> **About this task**
For this task, copy all of the data below exactly and skip the pictures.

> **Raw data**
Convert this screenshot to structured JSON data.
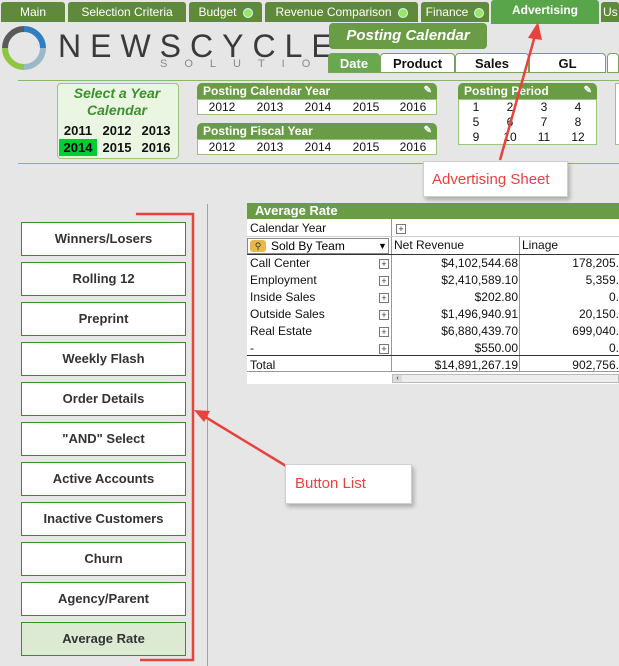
{
  "top_tabs": [
    {
      "label": "Main",
      "dot": false
    },
    {
      "label": "Selection Criteria",
      "dot": false
    },
    {
      "label": "Budget",
      "dot": true
    },
    {
      "label": "Revenue Comparison",
      "dot": true
    },
    {
      "label": "Finance",
      "dot": true
    },
    {
      "label": "Advertising",
      "dot": false
    },
    {
      "label": "Us",
      "dot": false
    }
  ],
  "logo": {
    "name": "NEWSCYCLE",
    "sub": "SOLUTIONS"
  },
  "sheet_title": "Posting Calendar",
  "sub_tabs": [
    "Date",
    "Product",
    "Sales",
    "GL"
  ],
  "year_select": {
    "title": "Select a Year Calendar",
    "years": [
      "2011",
      "2012",
      "2013",
      "2014",
      "2015",
      "2016"
    ],
    "selected": "2014"
  },
  "posting_calendar_year": {
    "title": "Posting Calendar Year",
    "values": [
      "2012",
      "2013",
      "2014",
      "2015",
      "2016"
    ]
  },
  "posting_fiscal_year": {
    "title": "Posting Fiscal Year",
    "values": [
      "2012",
      "2013",
      "2014",
      "2015",
      "2016"
    ]
  },
  "posting_period": {
    "title": "Posting Period",
    "values": [
      "1",
      "2",
      "3",
      "4",
      "5",
      "6",
      "7",
      "8",
      "9",
      "10",
      "11",
      "12"
    ]
  },
  "annotations": {
    "advertising_sheet": "Advertising Sheet",
    "button_list": "Button List"
  },
  "buttons": [
    "Winners/Losers",
    "Rolling 12",
    "Preprint",
    "Weekly Flash",
    "Order Details",
    "\"AND\" Select",
    "Active Accounts",
    "Inactive Customers",
    "Churn",
    "Agency/Parent",
    "Average Rate"
  ],
  "table": {
    "title": "Average Rate",
    "dim_header": "Calendar Year",
    "row_dim": "Sold By Team",
    "col_headers": [
      "Net Revenue",
      "Linage"
    ],
    "rows": [
      {
        "team": "Call Center",
        "net": "$4,102,544.68",
        "linage": "178,205."
      },
      {
        "team": "Employment",
        "net": "$2,410,589.10",
        "linage": "5,359."
      },
      {
        "team": "Inside Sales",
        "net": "$202.80",
        "linage": "0."
      },
      {
        "team": "Outside Sales",
        "net": "$1,496,940.91",
        "linage": "20,150."
      },
      {
        "team": "Real Estate",
        "net": "$6,880,439.70",
        "linage": "699,040."
      },
      {
        "team": "-",
        "net": "$550.00",
        "linage": "0."
      }
    ],
    "total": {
      "label": "Total",
      "net": "$14,891,267.19",
      "linage": "902,756."
    }
  },
  "colors": {
    "accent": "#6a9c45",
    "annotation": "#e8423c",
    "selected_year": "#00cc33"
  }
}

> **Response area**
Convert this screenshot to structured JSON data.
{
  "top_tabs": [
    {
      "label": "Main",
      "dot": false
    },
    {
      "label": "Selection Criteria",
      "dot": false
    },
    {
      "label": "Budget",
      "dot": true
    },
    {
      "label": "Revenue Comparison",
      "dot": true
    },
    {
      "label": "Finance",
      "dot": true
    },
    {
      "label": "Advertising",
      "dot": false
    },
    {
      "label": "Us",
      "dot": false
    }
  ],
  "logo": {
    "name": "NEWSCYCLE",
    "sub": "SOLUTIONS"
  },
  "sheet_title": "Posting Calendar",
  "sub_tabs": [
    "Date",
    "Product",
    "Sales",
    "GL"
  ],
  "year_select": {
    "title": "Select a Year Calendar",
    "years": [
      "2011",
      "2012",
      "2013",
      "2014",
      "2015",
      "2016"
    ],
    "selected": "2014"
  },
  "posting_calendar_year": {
    "title": "Posting Calendar Year",
    "values": [
      "2012",
      "2013",
      "2014",
      "2015",
      "2016"
    ]
  },
  "posting_fiscal_year": {
    "title": "Posting Fiscal Year",
    "values": [
      "2012",
      "2013",
      "2014",
      "2015",
      "2016"
    ]
  },
  "posting_period": {
    "title": "Posting Period",
    "values": [
      "1",
      "2",
      "3",
      "4",
      "5",
      "6",
      "7",
      "8",
      "9",
      "10",
      "11",
      "12"
    ]
  },
  "annotations": {
    "advertising_sheet": "Advertising Sheet",
    "button_list": "Button List"
  },
  "buttons": [
    "Winners/Losers",
    "Rolling 12",
    "Preprint",
    "Weekly Flash",
    "Order Details",
    "\"AND\" Select",
    "Active Accounts",
    "Inactive Customers",
    "Churn",
    "Agency/Parent",
    "Average Rate"
  ],
  "table": {
    "title": "Average Rate",
    "dim_header": "Calendar Year",
    "row_dim": "Sold By Team",
    "col_headers": [
      "Net Revenue",
      "Linage"
    ],
    "rows": [
      {
        "team": "Call Center",
        "net": "$4,102,544.68",
        "linage": "178,205."
      },
      {
        "team": "Employment",
        "net": "$2,410,589.10",
        "linage": "5,359."
      },
      {
        "team": "Inside Sales",
        "net": "$202.80",
        "linage": "0."
      },
      {
        "team": "Outside Sales",
        "net": "$1,496,940.91",
        "linage": "20,150."
      },
      {
        "team": "Real Estate",
        "net": "$6,880,439.70",
        "linage": "699,040."
      },
      {
        "team": "-",
        "net": "$550.00",
        "linage": "0."
      }
    ],
    "total": {
      "label": "Total",
      "net": "$14,891,267.19",
      "linage": "902,756."
    }
  },
  "colors": {
    "accent": "#6a9c45",
    "annotation": "#e8423c",
    "selected_year": "#00cc33"
  }
}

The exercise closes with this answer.